> Description of the task: In your copy of the data, include no pictures and alter nothing else.

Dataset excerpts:
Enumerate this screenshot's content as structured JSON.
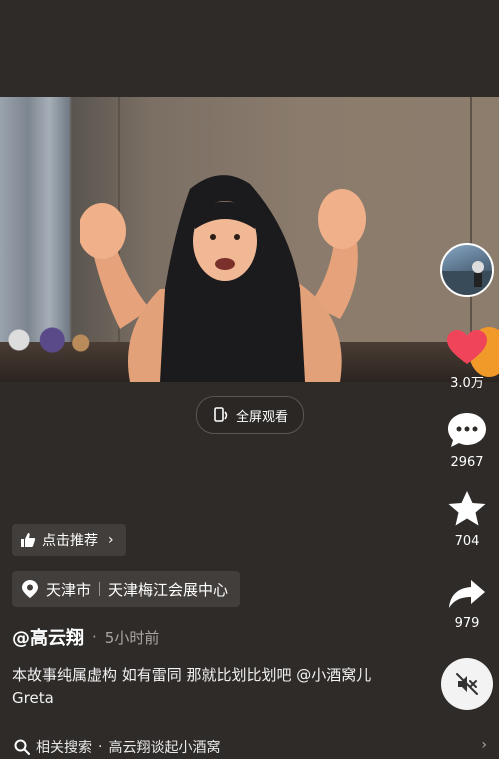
{
  "video": {
    "fullscreen_label": "全屏观看"
  },
  "sidebar": {
    "like_count": "3.0万",
    "comment_count": "2967",
    "favorite_count": "704",
    "share_count": "979",
    "like_color": "#f0445a"
  },
  "recommend": {
    "label": "点击推荐"
  },
  "location": {
    "city": "天津市",
    "place": "天津梅江会展中心"
  },
  "post": {
    "author": "@高云翔",
    "time_sep": "·",
    "time": "5小时前",
    "caption": "本故事纯属虚构 如有雷同 那就比划比划吧 @小酒窝儿Greta"
  },
  "related": {
    "label": "相关搜索",
    "sep": "·",
    "query": "高云翔谈起小酒窝"
  }
}
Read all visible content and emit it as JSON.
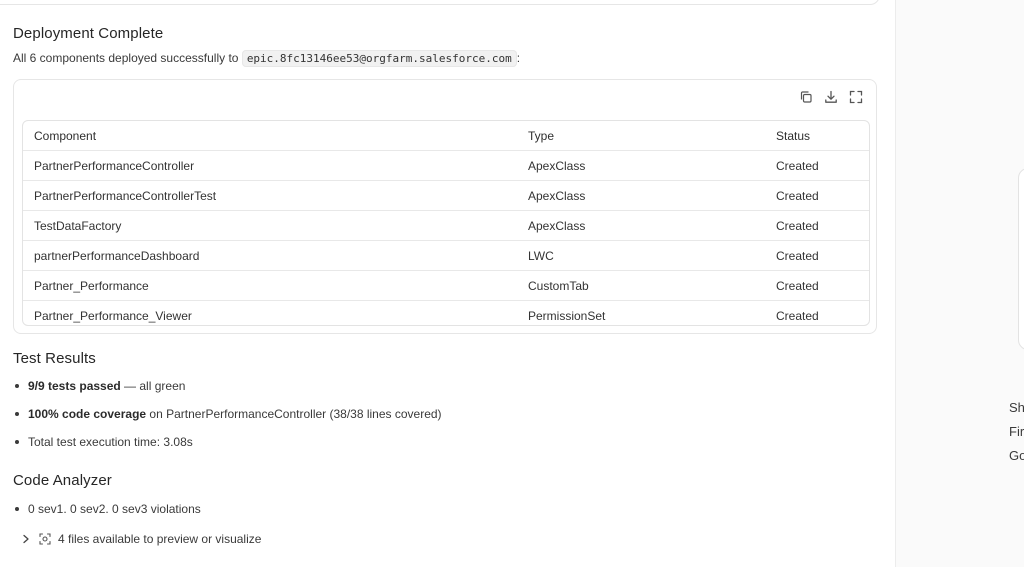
{
  "deployment": {
    "title": "Deployment Complete",
    "summary_prefix": "All 6 components deployed successfully to",
    "org": "epic.8fc13146ee53@orgfarm.salesforce.com",
    "summary_suffix": ":",
    "tools": [
      "copy-icon",
      "download-icon",
      "expand-icon"
    ],
    "table": {
      "headers": [
        "Component",
        "Type",
        "Status"
      ],
      "rows": [
        [
          "PartnerPerformanceController",
          "ApexClass",
          "Created"
        ],
        [
          "PartnerPerformanceControllerTest",
          "ApexClass",
          "Created"
        ],
        [
          "TestDataFactory",
          "ApexClass",
          "Created"
        ],
        [
          "partnerPerformanceDashboard",
          "LWC",
          "Created"
        ],
        [
          "Partner_Performance",
          "CustomTab",
          "Created"
        ],
        [
          "Partner_Performance_Viewer",
          "PermissionSet",
          "Created"
        ]
      ]
    }
  },
  "tests": {
    "title": "Test Results",
    "item1_bold": "9/9 tests passed",
    "item1_rest": " — all green",
    "item2_bold": "100% code coverage",
    "item2_rest": " on PartnerPerformanceController (38/38 lines covered)",
    "item3": "Total test execution time: 3.08s"
  },
  "analyzer": {
    "title": "Code Analyzer",
    "item1": "0 sev1. 0 sev2. 0 sev3 violations"
  },
  "files": {
    "label": "4 files available to preview or visualize"
  },
  "right_panel": {
    "line1": "Sh",
    "line2": "Fir",
    "line3": "Go"
  }
}
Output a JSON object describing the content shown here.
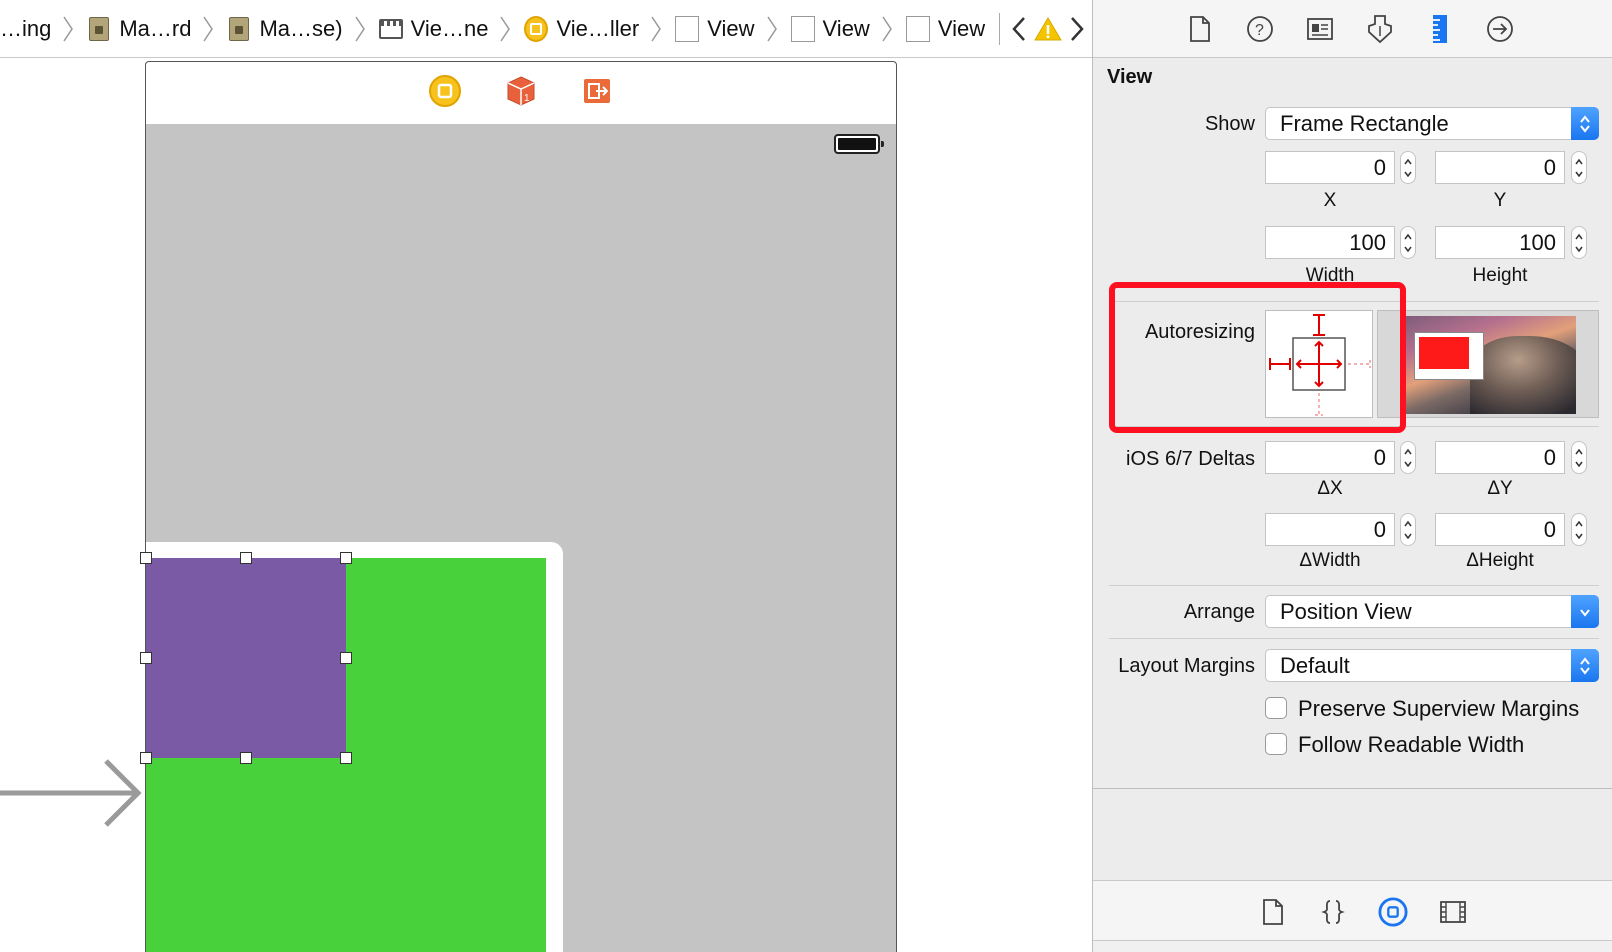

> Written reply:
Enumerate this screenshot's content as structured JSON.
{
  "video": {
    "fullscreen_label": "全屏观看"
  },
  "sidebar": {
    "like_count": "3.0万",
    "comment_count": "2967",
    "favorite_count": "704",
    "share_count": "979",
    "like_color": "#f0445a"
  },
  "recommend": {
    "label": "点击推荐"
  },
  "location": {
    "city": "天津市",
    "place": "天津梅江会展中心"
  },
  "post": {
    "author": "@高云翔",
    "time_sep": "·",
    "time": "5小时前",
    "caption": "本故事纯属虚构 如有雷同 那就比划比划吧 @小酒窝儿Greta"
  },
  "related": {
    "label": "相关搜索",
    "sep": "·",
    "query": "高云翔谈起小酒窝"
  }
}
Read all visible content and emit it as JSON.
{
  "deployment": {
    "title": "Deployment Complete",
    "summary_prefix": "All 6 components deployed successfully to",
    "org": "epic.8fc13146ee53@orgfarm.salesforce.com",
    "summary_suffix": ":",
    "tools": [
      "copy-icon",
      "download-icon",
      "expand-icon"
    ],
    "table": {
      "headers": [
        "Component",
        "Type",
        "Status"
      ],
      "rows": [
        [
          "PartnerPerformanceController",
          "ApexClass",
          "Created"
        ],
        [
          "PartnerPerformanceControllerTest",
          "ApexClass",
          "Created"
        ],
        [
          "TestDataFactory",
          "ApexClass",
          "Created"
        ],
        [
          "partnerPerformanceDashboard",
          "LWC",
          "Created"
        ],
        [
          "Partner_Performance",
          "CustomTab",
          "Created"
        ],
        [
          "Partner_Performance_Viewer",
          "PermissionSet",
          "Created"
        ]
      ]
    }
  },
  "tests": {
    "title": "Test Results",
    "item1_bold": "9/9 tests passed",
    "item1_rest": " — all green",
    "item2_bold": "100% code coverage",
    "item2_rest": " on PartnerPerformanceController (38/38 lines covered)",
    "item3": "Total test execution time: 3.08s"
  },
  "analyzer": {
    "title": "Code Analyzer",
    "item1": "0 sev1. 0 sev2. 0 sev3 violations"
  },
  "files": {
    "label": "4 files available to preview or visualize"
  },
  "right_panel": {
    "line1": "Sh",
    "line2": "Fir",
    "line3": "Go"
  }
}
Output a JSON object describing the content shown here.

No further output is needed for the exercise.